Talk about a total transformation.
"We used to have these little business cards with our name and 'Chicago Blackhawks
' written on them and we would walk around town and give them away. If you gave them away, people could get two free tickets to a game," said Hawks forward Patrick Sharp
, who came to Chicago from Philadelphia in 2005 when the team was barely on the local sports radar. "How times have changed. I'm having a hard time getting my mom and dad tickets to games nowadays, so that tells you how far we've come."
The fans have turned United Center into the "Madhouse on Madison" with the unbelievable noise they create. They roar during Jim Cornelison's now-famous operatic version of the "Star-Spangled Banner," and they rock to The Fratellis' "Chelsea Dagger" whenever the Hawks score.
"If you talk to the people upstairs in the front office they always say it's the product on the ice, but I'll partially disagree with that," Sharp said. "Our winning team has a lot to do with the fans supporting us, but they have a lot to do with it as far as marketing the players, the brand, the Chicago Blackhawks

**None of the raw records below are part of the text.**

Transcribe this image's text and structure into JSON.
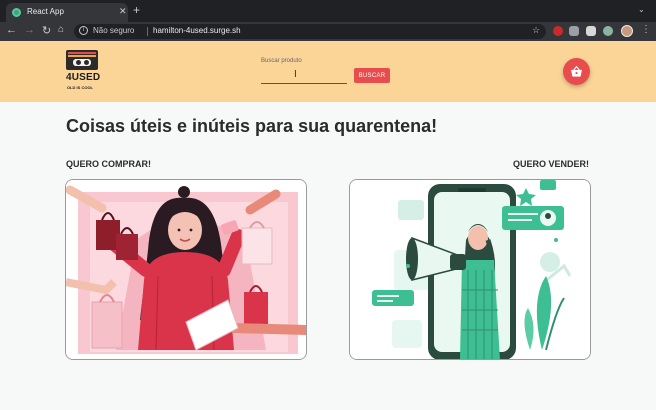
{
  "browser": {
    "tab_title": "React App",
    "tab_close": "✕",
    "new_tab": "+",
    "address_security": "Não seguro",
    "url": "hamilton-4used.surge.sh"
  },
  "header": {
    "brand": "4USED",
    "tagline": "OLD IS COOL",
    "search_label": "Buscar produto",
    "search_value": "",
    "search_button": "BUSCAR"
  },
  "main": {
    "headline": "Coisas úteis e inúteis para sua quarentena!",
    "buy_label": "QUERO COMPRAR!",
    "sell_label": "QUERO VENDER!"
  },
  "colors": {
    "header_bg": "#fbd597",
    "accent_red": "#e84c4c",
    "accent_green": "#2f6b4a",
    "illustration_pink": "#f26b7e",
    "illustration_teal": "#3dbf93"
  },
  "icons": {
    "cart": "shopping-basket-icon",
    "favicon": "react-favicon-icon"
  }
}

, attracting free agents and making Chicago a top-tier destination in the League. That's what makes us good and that's what makes it so exciting to play here. Every year we're signing big-time free agents -- and five, six, seven years ago, those people weren't even thinking about coming to Chicago."
Sharp said he remembers when only a few of the diehards would show up and cheer for the anthem -- and they probably got in for free because of those little cards guys like Sharp were handing out on the streets. Guys like Mikita would migrate into town and find one of the thousands of empty seats to sit in so they could watch the game in solitude.
"I wouldn't stay for the whole game either," Mikita said. "There weren't too many other people here."
Nowadays, Blackhawks Fever is just as hot outside the arena as inside the United Center.
Windows in bars and downtown buildings are flooded with Hawks flags and placards.
After the Blackhawks clinched their berth in the Final this past Sunday, the words "Hawks" and a huge picture of the famous Indian head logo appeared in lights on the CNA Building. Similarly, the Smurfit-Stone Building on North Michigan Avenue had "Go Hawks" written across its diamond-shaped top. The two bronze lions that flank the Michigan Avenue entrance of The Art Institute of Chicago are wearing giant Hawks' helmets, and the Blackhawk Store at 333 Michigan Avenue is as hot as any on the famous Magnificent Mile.
"Not just because I'm playing here and working for these guys, but I challenge anyone to find a better place to play," Sharp said. "The city is awesome, and the support for the team is as good as it is anywhere else. We get treated like kings. Don't tell them I said this, but we do get spoiled. I think every player would want to play here."
Tickets for Game 1 were selling online Thursday night for $250 just for standing room -- and were as high as $7,500 for one aisle seat on the glass.
"We've got a lot of hockey people in this city," Esposito told NHL.com.
And they're recognizing their favorite Blackhawk players everywhere.
For instance, fourth-line wing Adam Burish
attended the Cubs game Wednesday night with his sister -- and the local TV broadcast caught him on camera signing autographs. In what other city (outside of maybe Montreal) is a fourth-liner famous?
On the same night, legendary Blackhawks broadcaster Pat Foley threw out the first pitch at Wrigley Field and later led the crowd in "Take Me Out to the Ballgame" during the seventh-inning stretch.
"It's crazy," said defenseman Brent Seabrook
, who was here in 2005 with Sharp and Duncan Keith
when the building was only a quarter full and Chicagoans needed to be reminded they had a hockey team. "If you go from not being noticed at all to now going out for dinner and people coming up to you and saying good luck, great season or whatever, it's a lot different."
It certainly is for several generations of Blackhawks.
"This is something special," Hull said. "We want to see these guys do well and we are so involved because the management thought enough of us to bring us back to be a part of it. It's had the greatest impact on this 71-year-old's life."
Follow Dan Rosen on Twitter at: @drosennhl